Literary quotes - Christmas
Glad Christmas comes, and every hearth
Makes room to give him welcome now,
E’en want will dry its tears in mirth,
And crown him with a holly bough
From: John Clare, ‘December’, The Shepherd’s Calendar, with Village Stories and Other Poems, 1827
I heard the bells on Christmas Day
Their old, familiar carols play,
And wild and sweet
The words repeat
Of peace on earth, good-will to men!
From: Henry Wadsworth Longfellow, Christmas Bells. Written 1864; published 1865, Our Young Folks: an Illustrated Magazine for Boys and Girls

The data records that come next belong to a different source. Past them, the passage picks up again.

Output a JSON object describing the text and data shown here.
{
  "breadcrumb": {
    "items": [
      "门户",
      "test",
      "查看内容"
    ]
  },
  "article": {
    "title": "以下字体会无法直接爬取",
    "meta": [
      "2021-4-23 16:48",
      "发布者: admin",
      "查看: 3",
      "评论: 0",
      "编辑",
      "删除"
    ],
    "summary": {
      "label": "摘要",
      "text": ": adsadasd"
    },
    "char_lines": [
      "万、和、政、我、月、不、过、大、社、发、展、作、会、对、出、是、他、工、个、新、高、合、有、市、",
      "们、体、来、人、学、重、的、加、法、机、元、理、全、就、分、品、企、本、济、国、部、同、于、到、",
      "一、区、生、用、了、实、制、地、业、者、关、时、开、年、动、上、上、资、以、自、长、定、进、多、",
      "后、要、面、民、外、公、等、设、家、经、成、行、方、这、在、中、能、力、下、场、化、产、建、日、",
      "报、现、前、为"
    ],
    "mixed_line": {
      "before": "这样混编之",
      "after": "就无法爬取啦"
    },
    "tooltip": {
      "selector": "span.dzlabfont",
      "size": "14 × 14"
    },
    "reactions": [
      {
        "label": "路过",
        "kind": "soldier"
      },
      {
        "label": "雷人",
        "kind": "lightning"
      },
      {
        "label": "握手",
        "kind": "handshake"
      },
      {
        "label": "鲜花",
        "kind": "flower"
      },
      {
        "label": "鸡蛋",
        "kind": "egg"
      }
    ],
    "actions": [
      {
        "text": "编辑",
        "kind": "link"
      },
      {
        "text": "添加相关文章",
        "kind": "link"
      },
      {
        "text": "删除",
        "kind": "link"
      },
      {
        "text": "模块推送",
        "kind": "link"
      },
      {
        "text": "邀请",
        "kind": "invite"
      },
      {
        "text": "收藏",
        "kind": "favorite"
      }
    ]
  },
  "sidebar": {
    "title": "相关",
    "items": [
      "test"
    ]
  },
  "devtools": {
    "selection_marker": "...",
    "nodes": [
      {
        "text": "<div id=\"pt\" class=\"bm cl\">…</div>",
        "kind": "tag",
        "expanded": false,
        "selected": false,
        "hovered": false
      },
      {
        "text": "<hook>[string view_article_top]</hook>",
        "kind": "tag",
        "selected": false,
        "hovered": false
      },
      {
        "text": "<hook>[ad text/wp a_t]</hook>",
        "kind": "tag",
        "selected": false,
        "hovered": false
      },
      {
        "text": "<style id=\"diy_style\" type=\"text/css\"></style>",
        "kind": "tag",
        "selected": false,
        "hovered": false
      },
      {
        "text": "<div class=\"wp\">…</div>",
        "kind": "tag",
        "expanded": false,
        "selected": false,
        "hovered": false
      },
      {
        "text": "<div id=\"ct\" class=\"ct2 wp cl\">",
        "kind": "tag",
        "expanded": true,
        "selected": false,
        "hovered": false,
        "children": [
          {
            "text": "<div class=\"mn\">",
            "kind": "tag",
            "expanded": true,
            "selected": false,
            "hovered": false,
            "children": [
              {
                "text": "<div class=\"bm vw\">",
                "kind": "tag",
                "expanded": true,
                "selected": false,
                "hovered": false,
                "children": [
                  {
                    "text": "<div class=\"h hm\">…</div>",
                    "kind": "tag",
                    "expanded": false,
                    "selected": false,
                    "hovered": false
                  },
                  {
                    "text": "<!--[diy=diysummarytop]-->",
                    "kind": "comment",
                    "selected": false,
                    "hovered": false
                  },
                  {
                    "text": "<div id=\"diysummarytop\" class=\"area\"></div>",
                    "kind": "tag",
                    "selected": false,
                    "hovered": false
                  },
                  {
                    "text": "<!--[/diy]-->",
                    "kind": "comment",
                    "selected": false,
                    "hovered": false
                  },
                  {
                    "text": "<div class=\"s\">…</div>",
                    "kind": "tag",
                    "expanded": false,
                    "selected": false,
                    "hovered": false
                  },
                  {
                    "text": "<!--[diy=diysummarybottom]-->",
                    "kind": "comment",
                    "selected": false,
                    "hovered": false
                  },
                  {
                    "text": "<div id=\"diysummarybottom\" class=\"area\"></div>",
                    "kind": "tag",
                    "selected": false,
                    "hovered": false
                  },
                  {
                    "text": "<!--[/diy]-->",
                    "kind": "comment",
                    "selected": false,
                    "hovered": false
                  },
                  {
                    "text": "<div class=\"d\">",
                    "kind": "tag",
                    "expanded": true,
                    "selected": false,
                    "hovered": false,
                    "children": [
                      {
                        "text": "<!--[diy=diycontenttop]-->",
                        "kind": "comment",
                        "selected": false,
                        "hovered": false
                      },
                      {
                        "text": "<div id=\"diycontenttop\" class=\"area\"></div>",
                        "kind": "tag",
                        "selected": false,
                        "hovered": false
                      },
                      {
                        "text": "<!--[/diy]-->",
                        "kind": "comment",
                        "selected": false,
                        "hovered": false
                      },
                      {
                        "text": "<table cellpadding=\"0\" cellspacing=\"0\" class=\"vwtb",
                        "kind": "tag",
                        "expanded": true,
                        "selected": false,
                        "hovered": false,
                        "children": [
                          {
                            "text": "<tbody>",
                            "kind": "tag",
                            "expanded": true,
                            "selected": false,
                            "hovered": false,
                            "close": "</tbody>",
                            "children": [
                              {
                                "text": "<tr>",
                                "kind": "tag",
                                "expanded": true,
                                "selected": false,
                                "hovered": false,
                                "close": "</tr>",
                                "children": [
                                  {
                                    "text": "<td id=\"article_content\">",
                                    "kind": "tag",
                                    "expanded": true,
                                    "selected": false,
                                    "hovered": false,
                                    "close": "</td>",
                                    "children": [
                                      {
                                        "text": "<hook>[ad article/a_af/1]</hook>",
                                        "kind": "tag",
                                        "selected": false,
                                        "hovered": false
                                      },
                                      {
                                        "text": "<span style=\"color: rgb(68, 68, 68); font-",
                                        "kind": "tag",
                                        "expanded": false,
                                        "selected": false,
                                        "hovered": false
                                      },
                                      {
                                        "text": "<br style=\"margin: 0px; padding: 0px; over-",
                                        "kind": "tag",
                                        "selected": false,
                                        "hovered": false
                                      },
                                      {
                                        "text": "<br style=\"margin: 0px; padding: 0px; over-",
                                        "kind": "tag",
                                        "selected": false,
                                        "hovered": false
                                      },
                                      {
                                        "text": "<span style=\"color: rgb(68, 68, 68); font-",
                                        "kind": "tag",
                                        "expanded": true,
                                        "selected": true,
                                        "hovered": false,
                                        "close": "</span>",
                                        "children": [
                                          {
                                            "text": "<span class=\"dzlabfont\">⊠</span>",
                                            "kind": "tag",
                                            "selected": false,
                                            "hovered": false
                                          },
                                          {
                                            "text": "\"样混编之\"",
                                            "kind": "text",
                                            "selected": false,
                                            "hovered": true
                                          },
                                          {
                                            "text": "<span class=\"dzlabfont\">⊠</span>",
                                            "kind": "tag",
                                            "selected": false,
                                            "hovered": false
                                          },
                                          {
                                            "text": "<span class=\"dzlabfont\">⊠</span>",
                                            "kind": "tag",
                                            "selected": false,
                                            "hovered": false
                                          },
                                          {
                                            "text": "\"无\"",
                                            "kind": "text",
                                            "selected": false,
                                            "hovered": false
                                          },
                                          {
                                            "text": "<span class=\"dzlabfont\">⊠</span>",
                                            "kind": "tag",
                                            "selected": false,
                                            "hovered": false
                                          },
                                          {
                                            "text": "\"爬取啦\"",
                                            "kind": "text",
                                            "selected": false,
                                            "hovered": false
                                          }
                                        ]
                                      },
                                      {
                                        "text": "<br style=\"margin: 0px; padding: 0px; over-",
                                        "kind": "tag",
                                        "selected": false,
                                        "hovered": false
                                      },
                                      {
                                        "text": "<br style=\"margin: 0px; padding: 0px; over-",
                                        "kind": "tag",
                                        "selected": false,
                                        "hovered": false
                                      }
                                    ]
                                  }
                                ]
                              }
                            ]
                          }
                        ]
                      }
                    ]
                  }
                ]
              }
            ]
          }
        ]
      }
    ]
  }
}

In the meantime the woman sang snatches of the beautiful hymn, very common in Spain, which commences thus:—
“Once of old upon a mountain, shepherds overcome with sleep,
Near to Bethlem’s holy tower, kept at dead of night their sheep;
Round about the trunk they nodded of a huge ignited oak,
Whence the crackling flame ascending bright and clear the darkness broke.”
From: George Borrow, The opening of Chapter IV of The Bible in Spain, 1843
How many old recollections and how many dormant sympathies does Christmas-time awaken.
From: Charles Dickens, The Pickwick Papers, 1837 (Book format)
Of all the old festivals, however, that of Christmas awakens the strongest and most heartfelt associations. There is a tone of solemn and sacred feeling that blends with our conviviality and lifts the spirit to a state of hallowed and elevated enjoyment. The services of the Church about this season are extremely tender and inspiring.
Washington Irving, The Sketchbook of Geoffrey Crayon, 1819